On March 14th the snowpack at our CODOS snowpit site was 28” (70 cm) deep and most of the snowpack consisted of very weak “depth hoar” grains; mean snowpack temperature was -3.7° C.  Dust event D4 was clearly evident on the snow surface at the snowpit and in terrain around Taylor Reservoir.   SWE content in the snowpit was 7.1” (181 mm) and mean density of the snowpack was 238 kg/m3 (23.8% water content).  As a result of the subsequent, prolonged period of warm, dry, and sunny weather, and some additional small reductions in snow albedo from additional dust events, the snowpack on April 9th was isothermal (0°C) and contained only 3.15” (80 mm) of SWE, a loss of nearly 4” of SWE (101 mm) since March 14; total snow depth was a scant 9” (23 cm) and density had risen to 333 kg/m3 (33.3%).

As seen from the overlook of Taylor Reservoir near our CODOS site, the valley floor above the reservoir was essentially snow free, as were south-facing slopes adjoining the reservoir.  North-facing terrain still presented extensive but visibly shallow snowcover.  The reservoir itself was still iced over.

April 9, 2012:
Pit Profile
Taylor Reservoir
Taylor Res
Taylor Res
April 9th pit profile
Taylor Reservoir with Sawatch & Collegiate ranges in background

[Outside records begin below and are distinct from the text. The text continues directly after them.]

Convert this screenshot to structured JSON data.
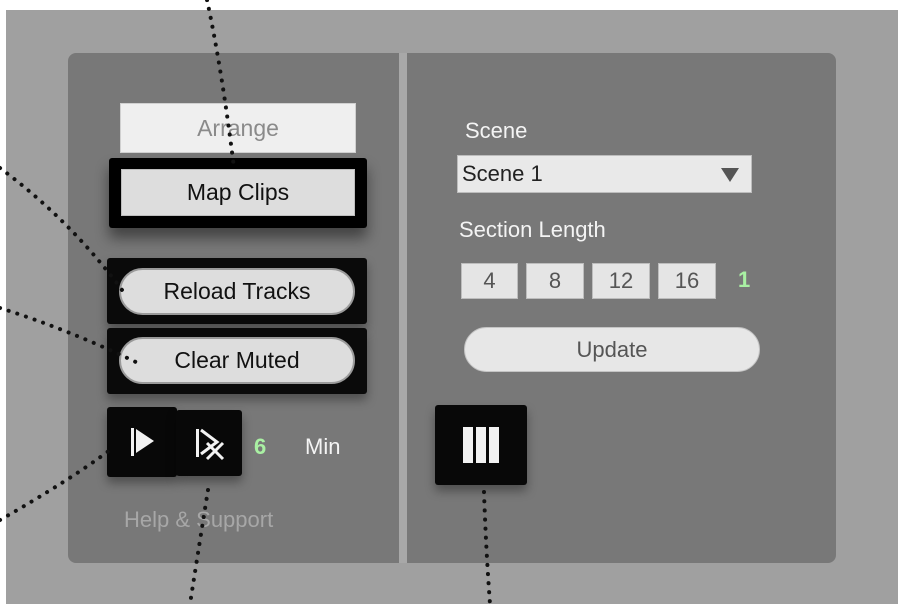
{
  "left_panel": {
    "arrange_label": "Arrange",
    "map_clips_label": "Map Clips",
    "reload_tracks_label": "Reload Tracks",
    "clear_muted_label": "Clear Muted",
    "count_value": "6",
    "min_label": "Min",
    "help_label": "Help & Support"
  },
  "right_panel": {
    "scene_label": "Scene",
    "scene_selected": "Scene 1",
    "section_length_label": "Section Length",
    "lengths": [
      "4",
      "8",
      "12",
      "16"
    ],
    "current_length": "1",
    "update_label": "Update"
  },
  "icons": {
    "flag": "flag-icon",
    "flag_remove": "flag-remove-icon",
    "columns": "columns-icon"
  },
  "colors": {
    "accent_green": "#a9f0a3",
    "panel_bg": "#787878",
    "backdrop": "#a0a0a0"
  }
}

Park Cone Snow Pit
Park Cone
Park Cone
April 9th pit
Frank Kugel at the pit site
Fillled-in April pit and
exposed March pit site
March 14, 2012:
SASP Pit Profile March 26, 2012
Click for PDF: <a href="Pit11_SASP_4-8-12.pdf">SASP Pit Profile April 8, 2012</a>
SASP Snow Pit on April 8, 2012
SASP snow pit on April 8, 2012
March 14 pit profile
Taylor Reservoir with Sawatch & Collegiate ranges in background 
March 14th pit

Melt Rate

The Park Cone Snotel site, which is partially shaded by adjoining trees, has shown only a 1” loss of SWE since mid-March and retains about 7” of SWE.  That melt rate falls well short of mean melt rates in prior seasons.  However, as described above, melt rates in the open meadow adjacent to the Snotel station were four times more rapid, with a loss of 4” of SWE in the same period.  This differential can be largely explained by the much larger amount of incoming (short wave) solar radiation reaching the snowpack surface (and subsurface) in the open meadow, compared to the tree-shaded Snotel site; actual (measured, rather than perceived) air temperatures in the trees and in the open meadow would not vary greatly between the two sites during daylight hours. 

As snowcover becomes thoroughly wetted and thins, solar energy is transmitted efficiently and can reach the ground (or Snotel snow pillow) itself, further accelerating snowmelt rates.  Melt rates at the Upper Taylor Snotel farther up the Taylor River valley have been much higher than at Park Cone and have reached snow all gone (SAG), perhaps due to different site characteristics.  Higher still, and west of the Taylor River drainage, the Schofield Pass Snotel (see snowmelt analysis table and Snotel graph) has reported smaller losses in SWE since mid-March, following some gain in SWE related to the storm delivering dust event D4 on March 18.  These Schofield Pass melt rates fall well short of those shown in the melt rate analysis table for that site. Like our Senator Beck Study Plot, the snowpack at Schofield Pass very likely still retains some cold content and is not yet fully isothermal at 0° C.

Park Cone Snotel Melt Rate Summary Table

Park Cone Pagano Plot from NRCS

Stream Flows

Streamflow behavior at the USGS Gunnison River near Gunnison and East River at Almont gauges show similar declines in early April, after significant surges in late March reaching very high flows compared to median levels at those gauges, for that period. Unsettled weather on April 2, with snow flurries, ushered in cooler air and cloudier skies for the following several days, with another weak weather system following on the 5th.    Interestingly, the East River flows then stabilized flows at roughly double the median values, while the Gunnison near Gunnison was reduced to median flow levels.   

East River Stream Gauge      Gunnison River Stream Gauge